--- EXERCISE DATA Enclosed Below ---
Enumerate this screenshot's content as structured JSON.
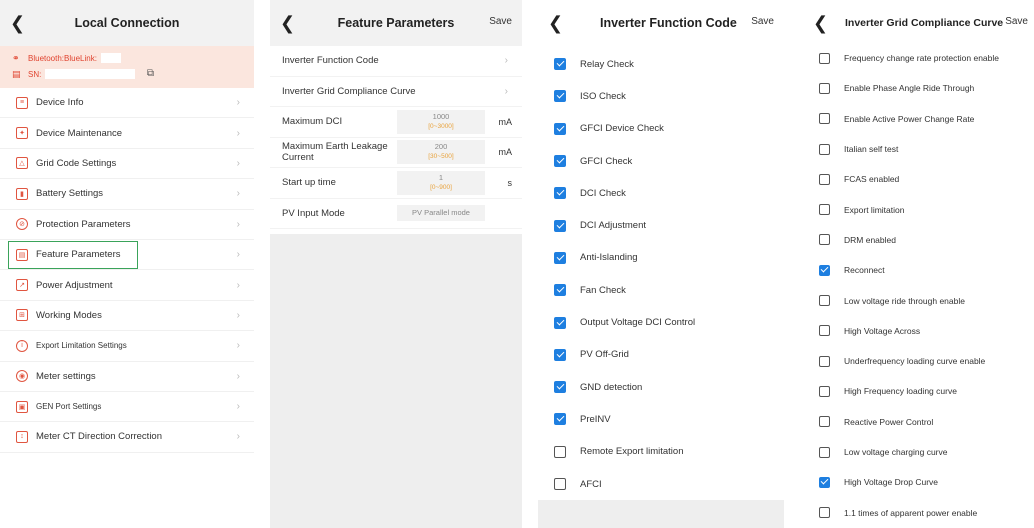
{
  "local_connection": {
    "title": "Local Connection",
    "bluetooth_label": "Bluetooth:BlueLink:",
    "sn_label": "SN:",
    "menu": [
      {
        "label": "Device Info",
        "icon": "document-icon"
      },
      {
        "label": "Device Maintenance",
        "icon": "wrench-icon"
      },
      {
        "label": "Grid Code Settings",
        "icon": "grid-tower-icon"
      },
      {
        "label": "Battery Settings",
        "icon": "battery-icon"
      },
      {
        "label": "Protection Parameters",
        "icon": "shield-icon"
      },
      {
        "label": "Feature Parameters",
        "icon": "feature-icon"
      },
      {
        "label": "Power Adjustment",
        "icon": "power-adjust-icon"
      },
      {
        "label": "Working Modes",
        "icon": "mode-icon"
      },
      {
        "label": "Export Limitation Settings",
        "icon": "info-icon"
      },
      {
        "label": "Meter settings",
        "icon": "meter-icon"
      },
      {
        "label": "GEN Port Settings",
        "icon": "port-icon"
      },
      {
        "label": "Meter CT Direction Correction",
        "icon": "ct-icon"
      }
    ],
    "highlighted_item": "Feature Parameters",
    "highlight_color": "#3aa35a",
    "accent_color": "#e05540"
  },
  "feature_parameters": {
    "title": "Feature Parameters",
    "save_label": "Save",
    "nav_rows": [
      {
        "label": "Inverter Function Code"
      },
      {
        "label": "Inverter Grid Compliance Curve"
      }
    ],
    "fields": [
      {
        "label": "Maximum DCI",
        "value": "1000",
        "range": "[0~3000]",
        "unit": "mA"
      },
      {
        "label": "Maximum Earth Leakage Current",
        "value": "200",
        "range": "[30~500]",
        "unit": "mA"
      },
      {
        "label": "Start up time",
        "value": "1",
        "range": "[0~900]",
        "unit": "s"
      }
    ],
    "pv_mode": {
      "label": "PV Input Mode",
      "value": "PV Parallel mode"
    }
  },
  "inverter_function_code": {
    "title": "Inverter Function Code",
    "save_label": "Save",
    "items": [
      {
        "label": "Relay Check",
        "checked": true
      },
      {
        "label": "ISO Check",
        "checked": true
      },
      {
        "label": "GFCI Device Check",
        "checked": true
      },
      {
        "label": "GFCI Check",
        "checked": true
      },
      {
        "label": "DCI Check",
        "checked": true
      },
      {
        "label": "DCI Adjustment",
        "checked": true
      },
      {
        "label": "Anti-Islanding",
        "checked": true
      },
      {
        "label": "Fan Check",
        "checked": true
      },
      {
        "label": "Output Voltage DCI Control",
        "checked": true
      },
      {
        "label": "PV Off-Grid",
        "checked": true
      },
      {
        "label": "GND detection",
        "checked": true
      },
      {
        "label": "PreINV",
        "checked": true
      },
      {
        "label": "Remote Export limitation",
        "checked": false
      },
      {
        "label": "AFCI",
        "checked": false
      }
    ],
    "check_color": "#1e7fe0"
  },
  "grid_compliance_curve": {
    "title": "Inverter Grid Compliance Curve",
    "save_label": "Save",
    "items": [
      {
        "label": "Frequency change rate protection enable",
        "checked": false
      },
      {
        "label": "Enable Phase Angle Ride Through",
        "checked": false
      },
      {
        "label": "Enable Active Power Change Rate",
        "checked": false
      },
      {
        "label": "Italian self test",
        "checked": false
      },
      {
        "label": "FCAS enabled",
        "checked": false
      },
      {
        "label": "Export limitation",
        "checked": false
      },
      {
        "label": "DRM enabled",
        "checked": false
      },
      {
        "label": "Reconnect",
        "checked": true
      },
      {
        "label": "Low voltage ride through enable",
        "checked": false
      },
      {
        "label": "High Voltage Across",
        "checked": false
      },
      {
        "label": "Underfrequency loading curve enable",
        "checked": false
      },
      {
        "label": "High Frequency loading curve",
        "checked": false
      },
      {
        "label": "Reactive Power Control",
        "checked": false
      },
      {
        "label": "Low voltage charging curve",
        "checked": false
      },
      {
        "label": "High Voltage Drop Curve",
        "checked": true
      },
      {
        "label": "1.1 times of apparent power enable",
        "checked": false
      }
    ]
  }
}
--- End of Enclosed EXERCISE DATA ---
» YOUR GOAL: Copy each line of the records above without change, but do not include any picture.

» RESPONSE TO THE EXERCISE:
Enumerate this screenshot's content as structured JSON.
{
  "local_connection": {
    "title": "Local Connection",
    "bluetooth_label": "Bluetooth:BlueLink:",
    "sn_label": "SN:",
    "menu": [
      {
        "label": "Device Info",
        "icon": "document-icon"
      },
      {
        "label": "Device Maintenance",
        "icon": "wrench-icon"
      },
      {
        "label": "Grid Code Settings",
        "icon": "grid-tower-icon"
      },
      {
        "label": "Battery Settings",
        "icon": "battery-icon"
      },
      {
        "label": "Protection Parameters",
        "icon": "shield-icon"
      },
      {
        "label": "Feature Parameters",
        "icon": "feature-icon"
      },
      {
        "label": "Power Adjustment",
        "icon": "power-adjust-icon"
      },
      {
        "label": "Working Modes",
        "icon": "mode-icon"
      },
      {
        "label": "Export Limitation Settings",
        "icon": "info-icon"
      },
      {
        "label": "Meter settings",
        "icon": "meter-icon"
      },
      {
        "label": "GEN Port Settings",
        "icon": "port-icon"
      },
      {
        "label": "Meter CT Direction Correction",
        "icon": "ct-icon"
      }
    ],
    "highlighted_item": "Feature Parameters",
    "highlight_color": "#3aa35a",
    "accent_color": "#e05540"
  },
  "feature_parameters": {
    "title": "Feature Parameters",
    "save_label": "Save",
    "nav_rows": [
      {
        "label": "Inverter Function Code"
      },
      {
        "label": "Inverter Grid Compliance Curve"
      }
    ],
    "fields": [
      {
        "label": "Maximum DCI",
        "value": "1000",
        "range": "[0~3000]",
        "unit": "mA"
      },
      {
        "label": "Maximum Earth Leakage Current",
        "value": "200",
        "range": "[30~500]",
        "unit": "mA"
      },
      {
        "label": "Start up time",
        "value": "1",
        "range": "[0~900]",
        "unit": "s"
      }
    ],
    "pv_mode": {
      "label": "PV Input Mode",
      "value": "PV Parallel mode"
    }
  },
  "inverter_function_code": {
    "title": "Inverter Function Code",
    "save_label": "Save",
    "items": [
      {
        "label": "Relay Check",
        "checked": true
      },
      {
        "label": "ISO Check",
        "checked": true
      },
      {
        "label": "GFCI Device Check",
        "checked": true
      },
      {
        "label": "GFCI Check",
        "checked": true
      },
      {
        "label": "DCI Check",
        "checked": true
      },
      {
        "label": "DCI Adjustment",
        "checked": true
      },
      {
        "label": "Anti-Islanding",
        "checked": true
      },
      {
        "label": "Fan Check",
        "checked": true
      },
      {
        "label": "Output Voltage DCI Control",
        "checked": true
      },
      {
        "label": "PV Off-Grid",
        "checked": true
      },
      {
        "label": "GND detection",
        "checked": true
      },
      {
        "label": "PreINV",
        "checked": true
      },
      {
        "label": "Remote Export limitation",
        "checked": false
      },
      {
        "label": "AFCI",
        "checked": false
      }
    ],
    "check_color": "#1e7fe0"
  },
  "grid_compliance_curve": {
    "title": "Inverter Grid Compliance Curve",
    "save_label": "Save",
    "items": [
      {
        "label": "Frequency change rate protection enable",
        "checked": false
      },
      {
        "label": "Enable Phase Angle Ride Through",
        "checked": false
      },
      {
        "label": "Enable Active Power Change Rate",
        "checked": false
      },
      {
        "label": "Italian self test",
        "checked": false
      },
      {
        "label": "FCAS enabled",
        "checked": false
      },
      {
        "label": "Export limitation",
        "checked": false
      },
      {
        "label": "DRM enabled",
        "checked": false
      },
      {
        "label": "Reconnect",
        "checked": true
      },
      {
        "label": "Low voltage ride through enable",
        "checked": false
      },
      {
        "label": "High Voltage Across",
        "checked": false
      },
      {
        "label": "Underfrequency loading curve enable",
        "checked": false
      },
      {
        "label": "High Frequency loading curve",
        "checked": false
      },
      {
        "label": "Reactive Power Control",
        "checked": false
      },
      {
        "label": "Low voltage charging curve",
        "checked": false
      },
      {
        "label": "High Voltage Drop Curve",
        "checked": true
      },
      {
        "label": "1.1 times of apparent power enable",
        "checked": false
      }
    ]
  }
}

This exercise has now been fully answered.